--- Extracted information ---

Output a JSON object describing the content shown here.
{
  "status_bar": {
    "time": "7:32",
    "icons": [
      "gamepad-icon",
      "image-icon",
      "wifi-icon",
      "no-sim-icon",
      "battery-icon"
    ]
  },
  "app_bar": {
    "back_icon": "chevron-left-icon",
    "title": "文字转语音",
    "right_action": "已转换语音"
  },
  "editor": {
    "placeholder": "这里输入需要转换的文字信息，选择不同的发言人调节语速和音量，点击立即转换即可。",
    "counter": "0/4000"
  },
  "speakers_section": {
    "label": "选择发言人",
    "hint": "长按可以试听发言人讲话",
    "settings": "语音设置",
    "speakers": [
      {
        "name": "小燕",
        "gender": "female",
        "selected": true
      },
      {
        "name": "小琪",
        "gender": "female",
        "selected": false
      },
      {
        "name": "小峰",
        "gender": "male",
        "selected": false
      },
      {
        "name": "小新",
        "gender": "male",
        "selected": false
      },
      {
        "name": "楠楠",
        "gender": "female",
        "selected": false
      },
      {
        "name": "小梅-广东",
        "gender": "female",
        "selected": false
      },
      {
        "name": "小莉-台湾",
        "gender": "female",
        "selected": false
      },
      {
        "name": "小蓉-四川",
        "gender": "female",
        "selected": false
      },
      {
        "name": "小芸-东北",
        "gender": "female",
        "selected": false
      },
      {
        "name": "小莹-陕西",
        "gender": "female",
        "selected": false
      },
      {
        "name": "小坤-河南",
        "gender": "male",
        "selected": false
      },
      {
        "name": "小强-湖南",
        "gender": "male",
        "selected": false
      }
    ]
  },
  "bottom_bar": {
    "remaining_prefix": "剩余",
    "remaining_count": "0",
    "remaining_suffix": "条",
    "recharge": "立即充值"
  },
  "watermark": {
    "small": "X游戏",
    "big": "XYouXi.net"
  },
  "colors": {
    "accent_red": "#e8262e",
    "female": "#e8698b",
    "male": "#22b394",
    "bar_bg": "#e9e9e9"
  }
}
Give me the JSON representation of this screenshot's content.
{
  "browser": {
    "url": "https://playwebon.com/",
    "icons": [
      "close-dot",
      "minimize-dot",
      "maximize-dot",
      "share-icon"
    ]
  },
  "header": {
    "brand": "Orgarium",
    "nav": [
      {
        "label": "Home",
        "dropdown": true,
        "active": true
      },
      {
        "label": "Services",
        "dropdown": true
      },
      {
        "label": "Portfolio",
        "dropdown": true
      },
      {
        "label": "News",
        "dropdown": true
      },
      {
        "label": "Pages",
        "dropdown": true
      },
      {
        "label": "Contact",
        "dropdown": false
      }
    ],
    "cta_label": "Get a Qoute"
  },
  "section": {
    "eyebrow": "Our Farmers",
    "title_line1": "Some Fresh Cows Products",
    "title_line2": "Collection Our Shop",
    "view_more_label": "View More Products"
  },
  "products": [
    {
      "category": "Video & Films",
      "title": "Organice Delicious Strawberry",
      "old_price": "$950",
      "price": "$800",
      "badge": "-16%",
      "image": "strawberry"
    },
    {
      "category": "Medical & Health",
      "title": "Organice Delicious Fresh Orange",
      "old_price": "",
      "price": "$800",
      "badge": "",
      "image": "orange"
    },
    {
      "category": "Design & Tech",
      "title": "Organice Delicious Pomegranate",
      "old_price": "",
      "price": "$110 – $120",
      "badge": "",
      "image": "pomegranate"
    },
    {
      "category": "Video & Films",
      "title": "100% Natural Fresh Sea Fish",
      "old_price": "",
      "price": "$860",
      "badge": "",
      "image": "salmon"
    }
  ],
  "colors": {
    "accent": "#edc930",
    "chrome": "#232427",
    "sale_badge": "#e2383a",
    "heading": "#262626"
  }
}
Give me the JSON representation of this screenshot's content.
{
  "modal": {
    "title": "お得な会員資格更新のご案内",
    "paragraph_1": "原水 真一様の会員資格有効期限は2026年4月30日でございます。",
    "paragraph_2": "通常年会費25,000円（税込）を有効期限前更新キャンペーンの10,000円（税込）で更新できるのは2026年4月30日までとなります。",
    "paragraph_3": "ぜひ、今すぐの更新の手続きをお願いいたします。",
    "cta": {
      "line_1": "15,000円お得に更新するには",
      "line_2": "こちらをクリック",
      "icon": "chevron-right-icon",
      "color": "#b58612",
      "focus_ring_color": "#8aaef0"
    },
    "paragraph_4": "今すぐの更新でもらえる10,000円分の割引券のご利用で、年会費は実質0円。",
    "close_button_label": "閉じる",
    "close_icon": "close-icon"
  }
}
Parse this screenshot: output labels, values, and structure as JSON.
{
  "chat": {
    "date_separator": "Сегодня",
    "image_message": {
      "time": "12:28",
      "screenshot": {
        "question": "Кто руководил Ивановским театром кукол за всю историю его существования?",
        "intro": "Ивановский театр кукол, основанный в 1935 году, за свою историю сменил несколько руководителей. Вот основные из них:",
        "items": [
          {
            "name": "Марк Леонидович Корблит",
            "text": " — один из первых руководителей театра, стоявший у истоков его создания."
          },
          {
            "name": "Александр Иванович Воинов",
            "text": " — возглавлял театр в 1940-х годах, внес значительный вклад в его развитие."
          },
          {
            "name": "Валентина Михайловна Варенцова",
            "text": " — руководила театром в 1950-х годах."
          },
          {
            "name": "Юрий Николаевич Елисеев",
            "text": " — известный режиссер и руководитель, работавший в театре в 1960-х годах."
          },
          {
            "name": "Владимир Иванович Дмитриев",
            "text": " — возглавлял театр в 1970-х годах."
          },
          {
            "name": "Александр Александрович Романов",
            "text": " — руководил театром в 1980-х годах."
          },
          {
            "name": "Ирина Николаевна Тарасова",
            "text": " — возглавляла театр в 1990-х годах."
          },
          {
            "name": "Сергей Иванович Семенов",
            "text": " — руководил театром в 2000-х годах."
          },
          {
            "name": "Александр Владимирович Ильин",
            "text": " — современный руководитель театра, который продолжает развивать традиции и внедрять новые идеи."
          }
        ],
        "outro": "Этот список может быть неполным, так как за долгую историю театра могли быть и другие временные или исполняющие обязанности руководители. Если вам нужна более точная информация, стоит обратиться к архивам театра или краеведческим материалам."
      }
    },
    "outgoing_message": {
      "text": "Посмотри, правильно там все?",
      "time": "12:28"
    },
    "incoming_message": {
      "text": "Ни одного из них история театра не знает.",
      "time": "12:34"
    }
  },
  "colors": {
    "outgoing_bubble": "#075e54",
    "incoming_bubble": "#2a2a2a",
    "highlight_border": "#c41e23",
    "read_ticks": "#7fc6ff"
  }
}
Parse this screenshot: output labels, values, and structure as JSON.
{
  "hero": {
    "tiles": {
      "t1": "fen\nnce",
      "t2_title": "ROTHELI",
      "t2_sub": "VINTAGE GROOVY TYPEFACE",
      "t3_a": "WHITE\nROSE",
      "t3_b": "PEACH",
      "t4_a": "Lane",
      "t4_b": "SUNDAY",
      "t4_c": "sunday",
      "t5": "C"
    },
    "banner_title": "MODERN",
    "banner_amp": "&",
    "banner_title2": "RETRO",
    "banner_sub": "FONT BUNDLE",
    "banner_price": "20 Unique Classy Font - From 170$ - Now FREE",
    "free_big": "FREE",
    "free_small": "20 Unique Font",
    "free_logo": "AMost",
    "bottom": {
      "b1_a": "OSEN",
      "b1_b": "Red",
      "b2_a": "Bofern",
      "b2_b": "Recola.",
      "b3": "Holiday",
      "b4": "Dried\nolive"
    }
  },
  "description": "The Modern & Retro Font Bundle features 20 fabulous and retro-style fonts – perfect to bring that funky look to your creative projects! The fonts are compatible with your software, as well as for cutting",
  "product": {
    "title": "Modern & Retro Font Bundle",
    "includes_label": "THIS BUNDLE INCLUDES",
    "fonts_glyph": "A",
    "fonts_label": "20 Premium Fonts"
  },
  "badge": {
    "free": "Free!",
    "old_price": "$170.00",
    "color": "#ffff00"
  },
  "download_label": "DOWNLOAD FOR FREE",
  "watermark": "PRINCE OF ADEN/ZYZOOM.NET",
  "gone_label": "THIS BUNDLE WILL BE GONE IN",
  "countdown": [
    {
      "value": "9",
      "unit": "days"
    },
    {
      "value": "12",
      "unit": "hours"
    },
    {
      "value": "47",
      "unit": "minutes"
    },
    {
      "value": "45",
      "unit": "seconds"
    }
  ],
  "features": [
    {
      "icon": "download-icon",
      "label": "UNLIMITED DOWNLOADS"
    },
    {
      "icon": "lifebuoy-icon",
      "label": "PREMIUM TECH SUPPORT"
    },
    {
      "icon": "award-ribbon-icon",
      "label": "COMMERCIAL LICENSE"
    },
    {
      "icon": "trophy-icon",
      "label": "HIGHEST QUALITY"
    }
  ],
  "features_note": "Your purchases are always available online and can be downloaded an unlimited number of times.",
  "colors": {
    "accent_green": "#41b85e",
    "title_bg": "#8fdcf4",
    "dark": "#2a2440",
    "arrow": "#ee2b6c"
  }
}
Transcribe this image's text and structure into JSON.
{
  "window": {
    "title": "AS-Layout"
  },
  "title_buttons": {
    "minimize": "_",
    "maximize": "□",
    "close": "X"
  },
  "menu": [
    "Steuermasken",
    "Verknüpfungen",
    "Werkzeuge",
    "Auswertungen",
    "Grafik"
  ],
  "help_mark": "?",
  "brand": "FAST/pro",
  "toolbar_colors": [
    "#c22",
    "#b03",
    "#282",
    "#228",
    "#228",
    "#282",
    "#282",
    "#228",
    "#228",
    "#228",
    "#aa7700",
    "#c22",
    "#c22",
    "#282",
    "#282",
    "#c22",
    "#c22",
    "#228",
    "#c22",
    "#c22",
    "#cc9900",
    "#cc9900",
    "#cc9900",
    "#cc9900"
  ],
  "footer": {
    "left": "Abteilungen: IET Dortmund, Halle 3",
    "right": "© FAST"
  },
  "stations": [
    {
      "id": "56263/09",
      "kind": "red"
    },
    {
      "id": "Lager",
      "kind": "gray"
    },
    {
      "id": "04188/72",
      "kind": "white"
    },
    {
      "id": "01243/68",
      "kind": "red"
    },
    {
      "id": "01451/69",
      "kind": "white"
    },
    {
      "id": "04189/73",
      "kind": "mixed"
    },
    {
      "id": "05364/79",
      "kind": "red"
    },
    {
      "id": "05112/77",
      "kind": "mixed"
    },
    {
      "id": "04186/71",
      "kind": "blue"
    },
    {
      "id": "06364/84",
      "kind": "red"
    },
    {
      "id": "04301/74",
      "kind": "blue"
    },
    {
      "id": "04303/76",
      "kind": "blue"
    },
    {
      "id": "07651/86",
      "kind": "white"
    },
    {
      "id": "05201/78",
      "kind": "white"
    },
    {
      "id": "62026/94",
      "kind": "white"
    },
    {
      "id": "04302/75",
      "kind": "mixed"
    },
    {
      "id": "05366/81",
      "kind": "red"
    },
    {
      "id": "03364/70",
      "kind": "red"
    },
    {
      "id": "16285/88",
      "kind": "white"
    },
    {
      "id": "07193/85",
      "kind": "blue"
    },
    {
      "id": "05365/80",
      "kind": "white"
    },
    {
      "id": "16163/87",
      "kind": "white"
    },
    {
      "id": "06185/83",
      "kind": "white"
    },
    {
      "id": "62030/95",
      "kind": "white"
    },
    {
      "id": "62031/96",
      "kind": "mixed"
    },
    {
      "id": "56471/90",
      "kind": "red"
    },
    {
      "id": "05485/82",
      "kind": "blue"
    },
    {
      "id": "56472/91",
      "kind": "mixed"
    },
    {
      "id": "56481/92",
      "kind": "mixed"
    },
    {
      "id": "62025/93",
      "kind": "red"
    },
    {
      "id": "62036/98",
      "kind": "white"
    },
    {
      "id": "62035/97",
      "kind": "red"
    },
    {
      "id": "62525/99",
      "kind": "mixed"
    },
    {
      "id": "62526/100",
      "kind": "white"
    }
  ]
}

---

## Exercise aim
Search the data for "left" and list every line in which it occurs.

## Output below
    "back_icon": "chevron-left-icon",
    "left": "Abteilungen: IET Dortmund, Halle 3",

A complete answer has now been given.